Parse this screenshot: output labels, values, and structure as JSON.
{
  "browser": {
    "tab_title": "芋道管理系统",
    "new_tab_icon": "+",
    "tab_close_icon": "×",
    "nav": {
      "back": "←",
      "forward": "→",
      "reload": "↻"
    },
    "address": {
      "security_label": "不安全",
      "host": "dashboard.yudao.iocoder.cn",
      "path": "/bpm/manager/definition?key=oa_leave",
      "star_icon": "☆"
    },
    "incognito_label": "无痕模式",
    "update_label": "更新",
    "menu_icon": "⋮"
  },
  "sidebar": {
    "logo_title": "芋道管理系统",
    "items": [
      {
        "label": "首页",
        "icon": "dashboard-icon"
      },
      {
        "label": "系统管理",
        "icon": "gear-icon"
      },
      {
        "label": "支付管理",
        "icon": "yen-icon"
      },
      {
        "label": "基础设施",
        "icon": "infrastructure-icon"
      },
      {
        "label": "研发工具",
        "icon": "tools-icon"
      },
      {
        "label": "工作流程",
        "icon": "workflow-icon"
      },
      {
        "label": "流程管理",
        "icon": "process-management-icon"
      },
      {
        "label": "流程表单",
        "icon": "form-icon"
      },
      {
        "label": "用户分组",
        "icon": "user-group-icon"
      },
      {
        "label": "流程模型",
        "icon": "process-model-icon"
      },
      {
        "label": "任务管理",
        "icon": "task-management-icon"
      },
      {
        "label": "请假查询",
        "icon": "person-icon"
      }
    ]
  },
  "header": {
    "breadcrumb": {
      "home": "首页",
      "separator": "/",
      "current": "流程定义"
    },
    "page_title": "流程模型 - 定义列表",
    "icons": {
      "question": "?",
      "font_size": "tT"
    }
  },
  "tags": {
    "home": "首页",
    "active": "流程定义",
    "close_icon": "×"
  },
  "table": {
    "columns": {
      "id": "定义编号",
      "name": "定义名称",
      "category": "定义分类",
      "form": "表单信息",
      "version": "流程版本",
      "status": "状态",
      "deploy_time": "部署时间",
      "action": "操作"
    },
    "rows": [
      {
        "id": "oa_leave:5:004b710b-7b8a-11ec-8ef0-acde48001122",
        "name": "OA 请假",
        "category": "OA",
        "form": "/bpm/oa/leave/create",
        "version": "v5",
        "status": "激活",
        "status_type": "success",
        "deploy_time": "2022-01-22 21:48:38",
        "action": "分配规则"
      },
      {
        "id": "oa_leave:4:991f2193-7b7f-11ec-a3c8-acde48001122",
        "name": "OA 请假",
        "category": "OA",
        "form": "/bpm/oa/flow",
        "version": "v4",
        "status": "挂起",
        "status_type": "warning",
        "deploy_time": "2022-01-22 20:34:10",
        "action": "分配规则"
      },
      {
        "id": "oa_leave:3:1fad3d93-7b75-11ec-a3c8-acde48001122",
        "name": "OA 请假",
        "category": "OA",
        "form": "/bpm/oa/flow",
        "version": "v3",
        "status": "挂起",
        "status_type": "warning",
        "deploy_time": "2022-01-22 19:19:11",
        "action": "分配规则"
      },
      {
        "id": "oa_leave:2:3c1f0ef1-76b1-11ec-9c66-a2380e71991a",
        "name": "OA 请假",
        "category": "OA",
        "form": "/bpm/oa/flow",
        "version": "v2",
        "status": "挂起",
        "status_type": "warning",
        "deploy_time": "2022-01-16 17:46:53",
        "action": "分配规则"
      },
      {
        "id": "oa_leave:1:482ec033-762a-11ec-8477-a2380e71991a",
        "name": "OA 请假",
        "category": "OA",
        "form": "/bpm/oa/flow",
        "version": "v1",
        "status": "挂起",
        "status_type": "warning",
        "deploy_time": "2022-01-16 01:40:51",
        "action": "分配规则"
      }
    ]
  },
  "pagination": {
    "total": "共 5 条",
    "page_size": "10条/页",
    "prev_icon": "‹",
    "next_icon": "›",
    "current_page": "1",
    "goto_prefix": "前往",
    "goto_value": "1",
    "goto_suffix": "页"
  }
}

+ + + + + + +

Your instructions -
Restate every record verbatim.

Task response -
Parse this screenshot: output labels, values, and structure as JSON.
{
  "browser": {
    "tab_title": "芋道管理系统",
    "new_tab_icon": "+",
    "tab_close_icon": "×",
    "nav": {
      "back": "←",
      "forward": "→",
      "reload": "↻"
    },
    "address": {
      "security_label": "不安全",
      "host": "dashboard.yudao.iocoder.cn",
      "path": "/bpm/manager/definition?key=oa_leave",
      "star_icon": "☆"
    },
    "incognito_label": "无痕模式",
    "update_label": "更新",
    "menu_icon": "⋮"
  },
  "sidebar": {
    "logo_title": "芋道管理系统",
    "items": [
      {
        "label": "首页",
        "icon": "dashboard-icon"
      },
      {
        "label": "系统管理",
        "icon": "gear-icon"
      },
      {
        "label": "支付管理",
        "icon": "yen-icon"
      },
      {
        "label": "基础设施",
        "icon": "infrastructure-icon"
      },
      {
        "label": "研发工具",
        "icon": "tools-icon"
      },
      {
        "label": "工作流程",
        "icon": "workflow-icon"
      },
      {
        "label": "流程管理",
        "icon": "process-management-icon"
      },
      {
        "label": "流程表单",
        "icon": "form-icon"
      },
      {
        "label": "用户分组",
        "icon": "user-group-icon"
      },
      {
        "label": "流程模型",
        "icon": "process-model-icon"
      },
      {
        "label": "任务管理",
        "icon": "task-management-icon"
      },
      {
        "label": "请假查询",
        "icon": "person-icon"
      }
    ]
  },
  "header": {
    "breadcrumb": {
      "home": "首页",
      "separator": "/",
      "current": "流程定义"
    },
    "page_title": "流程模型 - 定义列表",
    "icons": {
      "question": "?",
      "font_size": "tT"
    }
  },
  "tags": {
    "home": "首页",
    "active": "流程定义",
    "close_icon": "×"
  },
  "table": {
    "columns": {
      "id": "定义编号",
      "name": "定义名称",
      "category": "定义分类",
      "form": "表单信息",
      "version": "流程版本",
      "status": "状态",
      "deploy_time": "部署时间",
      "action": "操作"
    },
    "rows": [
      {
        "id": "oa_leave:5:004b710b-7b8a-11ec-8ef0-acde48001122",
        "name": "OA 请假",
        "category": "OA",
        "form": "/bpm/oa/leave/create",
        "version": "v5",
        "status": "激活",
        "status_type": "success",
        "deploy_time": "2022-01-22 21:48:38",
        "action": "分配规则"
      },
      {
        "id": "oa_leave:4:991f2193-7b7f-11ec-a3c8-acde48001122",
        "name": "OA 请假",
        "category": "OA",
        "form": "/bpm/oa/flow",
        "version": "v4",
        "status": "挂起",
        "status_type": "warning",
        "deploy_time": "2022-01-22 20:34:10",
        "action": "分配规则"
      },
      {
        "id": "oa_leave:3:1fad3d93-7b75-11ec-a3c8-acde48001122",
        "name": "OA 请假",
        "category": "OA",
        "form": "/bpm/oa/flow",
        "version": "v3",
        "status": "挂起",
        "status_type": "warning",
        "deploy_time": "2022-01-22 19:19:11",
        "action": "分配规则"
      },
      {
        "id": "oa_leave:2:3c1f0ef1-76b1-11ec-9c66-a2380e71991a",
        "name": "OA 请假",
        "category": "OA",
        "form": "/bpm/oa/flow",
        "version": "v2",
        "status": "挂起",
        "status_type": "warning",
        "deploy_time": "2022-01-16 17:46:53",
        "action": "分配规则"
      },
      {
        "id": "oa_leave:1:482ec033-762a-11ec-8477-a2380e71991a",
        "name": "OA 请假",
        "category": "OA",
        "form": "/bpm/oa/flow",
        "version": "v1",
        "status": "挂起",
        "status_type": "warning",
        "deploy_time": "2022-01-16 01:40:51",
        "action": "分配规则"
      }
    ]
  },
  "pagination": {
    "total": "共 5 条",
    "page_size": "10条/页",
    "prev_icon": "‹",
    "next_icon": "›",
    "current_page": "1",
    "goto_prefix": "前往",
    "goto_value": "1",
    "goto_suffix": "页"
  }
}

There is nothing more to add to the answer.